Parent contribution My son by Dr. J.D. Shah Distribution of sweets, non-stop calls of congratulations, gifts from relatives... the event being the Xstd result of my son. One would think that the young boy has scored in the range of 85 - 90%. But his score was 71%, a score that does not reflect his I.Q. and talent. Then...why the celebration? My son suffered from a rare, metabolic disorder and facial paralysis while in grade eight. He was promoted to grade nine on the basis of his performance during the rest of the year. He spent a great part of grades eight and nine in overcoming the side effects caused by medicines and in keeping pace with his peers who had gone ahead socially and academically. When my son began grade ten, it was a start of an important journey and an important social event for all of us. Our focus, however, was not on

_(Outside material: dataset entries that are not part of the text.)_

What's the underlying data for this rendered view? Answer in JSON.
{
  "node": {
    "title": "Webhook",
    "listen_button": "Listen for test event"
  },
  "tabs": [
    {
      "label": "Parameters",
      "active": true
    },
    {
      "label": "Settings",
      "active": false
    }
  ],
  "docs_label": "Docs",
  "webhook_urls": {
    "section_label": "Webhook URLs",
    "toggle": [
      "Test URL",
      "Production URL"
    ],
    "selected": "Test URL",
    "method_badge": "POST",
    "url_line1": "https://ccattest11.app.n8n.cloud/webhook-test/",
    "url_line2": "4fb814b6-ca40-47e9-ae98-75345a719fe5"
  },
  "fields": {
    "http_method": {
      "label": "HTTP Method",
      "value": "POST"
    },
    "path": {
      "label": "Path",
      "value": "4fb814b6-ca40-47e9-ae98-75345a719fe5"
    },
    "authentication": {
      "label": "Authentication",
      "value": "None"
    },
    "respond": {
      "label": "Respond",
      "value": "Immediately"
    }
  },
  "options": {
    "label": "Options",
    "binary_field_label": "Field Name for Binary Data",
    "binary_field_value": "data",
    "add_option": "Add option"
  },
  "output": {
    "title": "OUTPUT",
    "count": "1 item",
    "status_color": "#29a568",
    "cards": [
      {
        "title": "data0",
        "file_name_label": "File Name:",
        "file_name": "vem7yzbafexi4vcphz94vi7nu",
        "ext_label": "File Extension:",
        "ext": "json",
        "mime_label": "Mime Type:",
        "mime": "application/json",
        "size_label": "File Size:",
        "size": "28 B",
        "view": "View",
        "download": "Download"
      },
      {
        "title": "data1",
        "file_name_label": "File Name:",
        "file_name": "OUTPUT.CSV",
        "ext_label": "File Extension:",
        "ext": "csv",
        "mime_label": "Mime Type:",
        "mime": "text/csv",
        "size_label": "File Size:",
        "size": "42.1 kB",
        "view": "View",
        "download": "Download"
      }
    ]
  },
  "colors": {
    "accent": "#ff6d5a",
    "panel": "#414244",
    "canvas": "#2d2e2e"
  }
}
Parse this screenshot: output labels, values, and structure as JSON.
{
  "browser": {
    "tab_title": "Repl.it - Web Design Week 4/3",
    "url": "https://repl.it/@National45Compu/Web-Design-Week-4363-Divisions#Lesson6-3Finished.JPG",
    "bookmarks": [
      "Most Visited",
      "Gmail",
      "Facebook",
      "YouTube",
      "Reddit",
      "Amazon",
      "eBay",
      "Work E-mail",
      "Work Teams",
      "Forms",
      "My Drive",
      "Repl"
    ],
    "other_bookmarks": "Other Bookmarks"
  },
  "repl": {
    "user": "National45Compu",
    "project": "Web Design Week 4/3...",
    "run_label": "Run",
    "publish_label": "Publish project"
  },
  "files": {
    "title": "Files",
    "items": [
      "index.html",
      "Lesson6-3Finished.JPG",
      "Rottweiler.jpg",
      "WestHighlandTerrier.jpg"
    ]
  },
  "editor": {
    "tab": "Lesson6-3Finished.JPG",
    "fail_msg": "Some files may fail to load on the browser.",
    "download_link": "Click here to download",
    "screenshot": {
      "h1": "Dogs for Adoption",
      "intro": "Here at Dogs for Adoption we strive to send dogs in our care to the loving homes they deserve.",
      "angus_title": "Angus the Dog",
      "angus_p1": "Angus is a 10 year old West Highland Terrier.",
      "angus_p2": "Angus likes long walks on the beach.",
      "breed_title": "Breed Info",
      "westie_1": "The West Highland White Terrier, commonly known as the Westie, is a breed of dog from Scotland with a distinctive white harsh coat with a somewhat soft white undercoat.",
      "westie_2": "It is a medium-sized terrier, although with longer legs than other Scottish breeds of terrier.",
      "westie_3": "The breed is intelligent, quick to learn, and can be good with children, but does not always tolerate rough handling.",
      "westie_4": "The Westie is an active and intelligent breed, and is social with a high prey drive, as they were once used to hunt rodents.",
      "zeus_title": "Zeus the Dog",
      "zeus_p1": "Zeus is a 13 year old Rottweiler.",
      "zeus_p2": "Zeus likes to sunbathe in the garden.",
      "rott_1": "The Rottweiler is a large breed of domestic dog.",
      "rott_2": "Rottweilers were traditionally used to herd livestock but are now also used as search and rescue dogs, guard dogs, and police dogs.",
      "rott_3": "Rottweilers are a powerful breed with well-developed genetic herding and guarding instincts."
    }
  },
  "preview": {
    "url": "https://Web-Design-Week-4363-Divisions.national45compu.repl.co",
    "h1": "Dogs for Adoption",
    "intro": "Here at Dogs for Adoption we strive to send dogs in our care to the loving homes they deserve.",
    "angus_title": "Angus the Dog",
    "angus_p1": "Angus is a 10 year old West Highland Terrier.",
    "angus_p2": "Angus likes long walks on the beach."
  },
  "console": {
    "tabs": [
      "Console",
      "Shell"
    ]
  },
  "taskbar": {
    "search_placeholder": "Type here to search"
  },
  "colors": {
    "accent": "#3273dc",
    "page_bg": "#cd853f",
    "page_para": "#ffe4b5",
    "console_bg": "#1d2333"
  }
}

We concentrated on building his lost confidence by focussing on small achievements, analyzing test results to find out areas requiring improvements, trying not to compare his work with his peers. Even when we compared his work with his peers, we tried to focus on the process of achievement, on their hard work and arrived at the principle that talent apart; it is only hard work that pays. We followed the example of Sachin Tendulkar- our family idol-that fresh approach to game and life alike, is focussing on the joy and pleasure of playing and not dwelling on past events. This approach helped us a lot. The journey was not smooth. We experienced a wide range of emotions - frustration, anger, satisfaction, and joy - and in the bargain, gained further insight onto the inter-dependent principle of existence. Our son amply expressed this sentiment just after his exams: " whatever I will achieve, will be the result of my hard work + my teachers' efforts + help of medical, paramedical professionals + parents' guidance + grandparent's contribution (cutting off television connection with my consent.) This, I feel is the best gain of Xth stndard.
Creative capers Paper Pin on Jewellery Materials: Water color paper Crayons, colored pencils or permanent markers Black permanent marker Scissors Safety pin White glue Wax paper Process: 1. Draw a colorful design on a piece of water-colour paper. 2. With a black permanent marker, outline the design and add details. 3. Cut out your design and place it on a piece of wax paper. 4. Apply a heavy coat of white glue to the cutout. Let it dry thoroughly. 5. Glue a safety pin on jewelry pin to the hardware to back of the cutout.
Published on May 31, 2000
Emotional disorders can have a cascading effect on a child's development. Dr. Anjali Chhabria, a reputed psychiatrist provides a medical pra...